Google also revealed plans to integrate Google Catalogs with Google Shopping, to give users "more ways to find ideas and inspiration as you shop and engage with your favorite brand".[9]


Google Shopping was originally known as Froogle, a pun on the term "frugal". On April 18, 2007, the product was renamed Google Product Search; the name was dropped due to concerns surrounding internationalization, people not understanding the pun or understanding what the service was actually about, and concerns related to the company's trademark infringement lawsuit against competing website Froogles.[6] On May 31, 2012, the product was renamed to Google Shopping.[1] The URL "" remains as a redirect to Google Shopping's website.


Google Shopping is currently available in:[10][11]

  • United States
  • United Kingdom
  • Germany
  • France
  • Japan
  • Italy
  • Spain
  • Netherlands
  • Brazil
  • Australia
  • Switzerland
  • Austria
  • Belgium
  • Denmark
  • Mexico
  • Norway
  • Poland
  • Sweden
  • Turkey
  • Czech Republic
  • Canada
  • India
  • Russia


  1. ^ a b c d "Google Commerce: Building a better shopping experience". Google Commerce Blog. 31 May 2012. Retrieved 9 July 2012. 
  2. ^ a b Efrati, Amir (1 June 2012). "Google Makes Shopping Site Pay-to-Play". The Wall Street Journal.
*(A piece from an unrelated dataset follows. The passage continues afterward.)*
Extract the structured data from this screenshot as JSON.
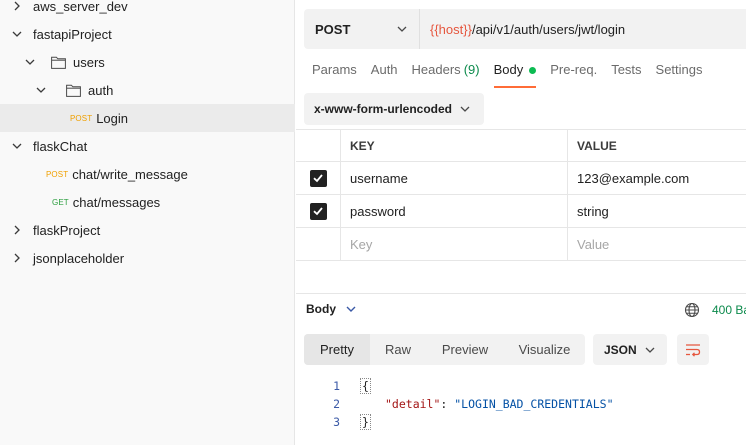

Retrieved 9 July 2012. 
  3. ^ David A. Vise; Mark Malseed (2006). The Google Story. Delta Trade Paperbacks. pp. 137–.  
  4. ^ "Google searches out an e-tail niche". CNET. Retrieved 28 March 2013. 
  5. ^ "Will Froogle Be a Google for Shoppers?". Businessweek. Retrieved 28 March 2013. 
  6. ^ a b "Google takes the pun out of shopping". CNET. 18 April 2007. Retrieved 28 March 2013. 
  7. ^ Sullivan, Danny (31 May 2012). "Google Product Search To Become Google Shopping, Use Pay-To-Play Model". Search Engine Land. Retrieved 9 July 2012. 
  8. ^ "Microsoft Scroogled Site Challenges Google Shopping Honesty". InformationWeek. Retrieved 30 March 2013. 
  9. ^ "Google Catalogs Comes To The Web, Now Integrated With Google Shopping". TechCrunch. Retrieved October 1, 2012. 
  10. ^ Google Shopping Rolls Out In More Countries. WebProNews. Retrieved on 2013-11-29.
  11. ^ Inside AdWords: Google Shopping now available in 8 new countries. (2013-11-07). Retrieved on 2013-11-29.

External links
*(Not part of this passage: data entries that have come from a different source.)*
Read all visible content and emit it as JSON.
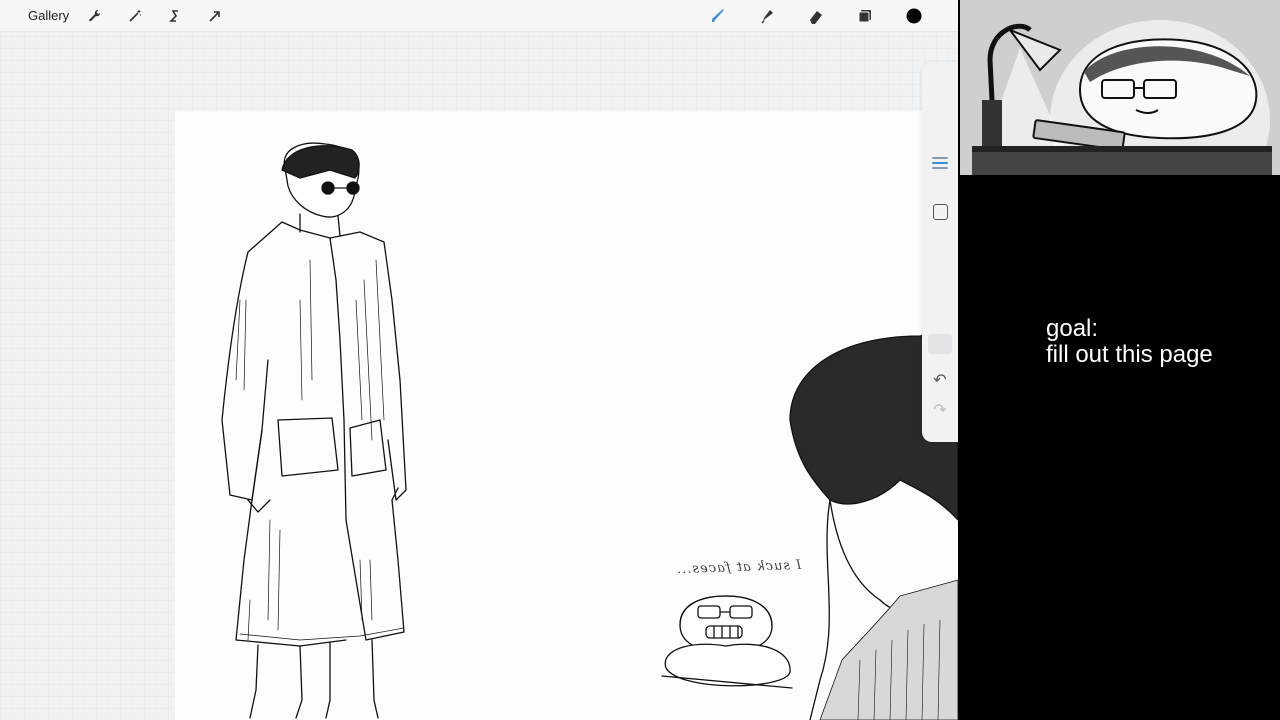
{
  "toolbar": {
    "gallery_label": "Gallery",
    "left_tools": [
      {
        "name": "actions",
        "icon": "wrench-icon"
      },
      {
        "name": "adjustments",
        "icon": "magic-wand-icon"
      },
      {
        "name": "selection",
        "icon": "selection-s-icon"
      },
      {
        "name": "transform",
        "icon": "arrow-cursor-icon"
      }
    ],
    "right_tools": [
      {
        "name": "brush",
        "icon": "brush-icon",
        "active": true
      },
      {
        "name": "smudge",
        "icon": "smudge-icon"
      },
      {
        "name": "eraser",
        "icon": "eraser-icon"
      },
      {
        "name": "layers",
        "icon": "layers-icon"
      },
      {
        "name": "color",
        "icon": "color-swatch",
        "color": "#000000"
      }
    ],
    "active_color": "#3b8fd8"
  },
  "sidebar": {
    "controls": [
      "brush-size-slider",
      "modify-button",
      "opacity-slider",
      "undo-button",
      "redo-button"
    ]
  },
  "canvas": {
    "handwritten_note": "I suck at faces..."
  },
  "overlay": {
    "goal_label": "goal:",
    "goal_text": "fill out this page"
  }
}
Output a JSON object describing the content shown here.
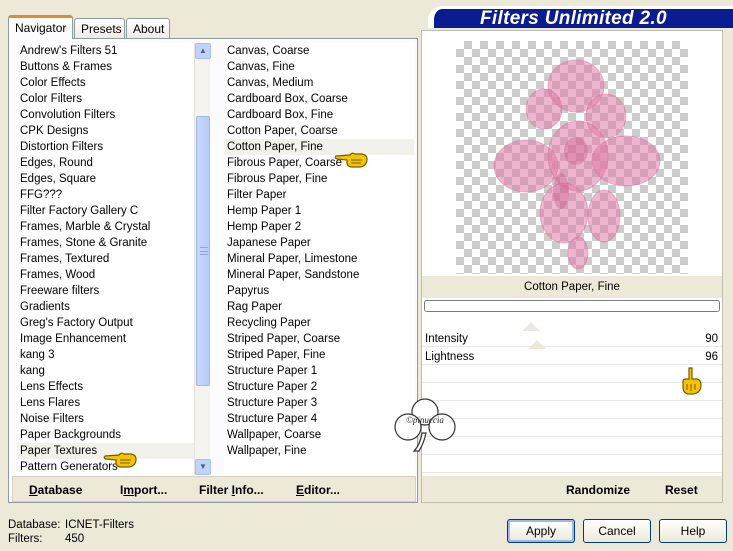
{
  "app_title": "Filters Unlimited 2.0",
  "tabs": [
    {
      "label": "Navigator"
    },
    {
      "label": "Presets"
    },
    {
      "label": "About"
    }
  ],
  "categories": [
    "Andrew's Filters 51",
    "Buttons & Frames",
    "Color Effects",
    "Color Filters",
    "Convolution Filters",
    "CPK Designs",
    "Distortion Filters",
    "Edges, Round",
    "Edges, Square",
    "FFG???",
    "Filter Factory Gallery C",
    "Frames, Marble & Crystal",
    "Frames, Stone & Granite",
    "Frames, Textured",
    "Frames, Wood",
    "Freeware filters",
    "Gradients",
    "Greg's Factory Output",
    "Image Enhancement",
    "kang 3",
    "kang",
    "Lens Effects",
    "Lens Flares",
    "Noise Filters",
    "Paper Backgrounds",
    "Paper Textures",
    "Pattern Generators"
  ],
  "selected_category": "Paper Textures",
  "filters": [
    "Canvas, Coarse",
    "Canvas, Fine",
    "Canvas, Medium",
    "Cardboard Box, Coarse",
    "Cardboard Box, Fine",
    "Cotton Paper, Coarse",
    "Cotton Paper, Fine",
    "Fibrous Paper, Coarse",
    "Fibrous Paper, Fine",
    "Filter Paper",
    "Hemp Paper 1",
    "Hemp Paper 2",
    "Japanese Paper",
    "Mineral Paper, Limestone",
    "Mineral Paper, Sandstone",
    "Papyrus",
    "Rag Paper",
    "Recycling Paper",
    "Striped Paper, Coarse",
    "Striped Paper, Fine",
    "Structure Paper 1",
    "Structure Paper 2",
    "Structure Paper 3",
    "Structure Paper 4",
    "Wallpaper, Coarse",
    "Wallpaper, Fine"
  ],
  "selected_filter": "Cotton Paper, Fine",
  "left_buttons": {
    "database": {
      "u": "D",
      "rest": "atabase"
    },
    "import": {
      "pre": "I",
      "u": "m",
      "rest": "port..."
    },
    "filter_info": {
      "pre": "Filter ",
      "u": "I",
      "rest": "nfo..."
    },
    "editor": {
      "u": "E",
      "rest": "ditor..."
    }
  },
  "sliders": [
    {
      "label": "Intensity",
      "value": 90
    },
    {
      "label": "Lightness",
      "value": 96
    }
  ],
  "right_buttons": {
    "randomize": "Randomize",
    "reset": "Reset"
  },
  "status": {
    "database_label": "Database:",
    "database_value": "ICNET-Filters",
    "filters_label": "Filters:",
    "filters_value": "450"
  },
  "dialog_buttons": {
    "apply": "Apply",
    "cancel": "Cancel",
    "help": "Help"
  },
  "watermark": "©pinuccia",
  "colors": {
    "title_bg": "#0a1c8f",
    "tab_accent": "#e68b2c",
    "panel_bg": "#ece9d8",
    "flower": "#e07aa6",
    "hand": "#f5c400"
  },
  "icons": [
    "pointing-hand-icon",
    "scroll-up-arrow-icon",
    "scroll-down-arrow-icon",
    "scroll-grip-icon"
  ]
}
  • Google Shopping
This article was sourced from Creative Commons Attribution-ShareAlike License; additional terms may apply. World Heritage Encyclopedia content is assembled from numerous content providers, Open Access Publishing, and in compliance with The Fair Access to Science and Technology Research Act (FASTR), Wikimedia Foundation, Inc., Public Library of Science, The Encyclopedia of Life, Open Book Publishers (OBP), PubMed, U.S. National Library of Medicine, National Center for Biotechnology Information, U.S. National Library of Medicine, National Institutes of Health (NIH), U.S. Department of Health & Human Services, and, which sources content from all federal, state, local, tribal, and territorial government publication portals (.gov, .mil, .edu). Funding for and content contributors is made possible from the U.S. Congress, E-Government Act of 2002.
Crowd sourced content that is contributed to World Heritage Encyclopedia is peer reviewed and edited by our editorial staff to ensure quality scholarly research articles.
By using this site, you agree to the Terms of Use and Privacy Policy. World Heritage Encyclopedia™ is a registered trademark of the World Public Library Association, a non-profit organization.
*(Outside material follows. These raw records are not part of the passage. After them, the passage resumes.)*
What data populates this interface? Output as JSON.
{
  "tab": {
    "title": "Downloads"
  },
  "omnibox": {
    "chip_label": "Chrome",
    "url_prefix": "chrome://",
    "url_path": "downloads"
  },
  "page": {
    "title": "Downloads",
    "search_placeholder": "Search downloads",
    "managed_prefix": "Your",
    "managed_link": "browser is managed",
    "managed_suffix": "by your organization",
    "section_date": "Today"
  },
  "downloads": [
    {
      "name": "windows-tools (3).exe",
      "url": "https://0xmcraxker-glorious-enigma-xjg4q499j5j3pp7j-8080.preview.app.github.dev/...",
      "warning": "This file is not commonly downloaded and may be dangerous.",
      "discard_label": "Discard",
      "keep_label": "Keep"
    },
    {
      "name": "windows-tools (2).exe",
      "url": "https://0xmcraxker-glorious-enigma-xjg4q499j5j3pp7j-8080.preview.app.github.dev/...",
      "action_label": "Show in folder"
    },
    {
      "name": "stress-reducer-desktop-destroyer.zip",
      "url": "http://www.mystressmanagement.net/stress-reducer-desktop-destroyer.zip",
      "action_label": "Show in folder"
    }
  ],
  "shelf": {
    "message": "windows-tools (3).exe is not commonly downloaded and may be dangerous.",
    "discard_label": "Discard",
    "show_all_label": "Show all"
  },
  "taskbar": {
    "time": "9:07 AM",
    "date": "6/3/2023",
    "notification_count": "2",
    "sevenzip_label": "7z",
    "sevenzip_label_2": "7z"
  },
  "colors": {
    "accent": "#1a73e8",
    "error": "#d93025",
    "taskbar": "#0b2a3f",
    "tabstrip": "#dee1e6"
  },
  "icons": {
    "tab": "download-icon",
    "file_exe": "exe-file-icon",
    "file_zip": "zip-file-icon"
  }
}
Copyright © World Library Foundation. All rights reserved. eBooks from Project Gutenberg are sponsored by the World Library Foundation,
a 501c(4) Member's Support Non-Profit Organization, and is NOT affiliated with any governmental agency or department.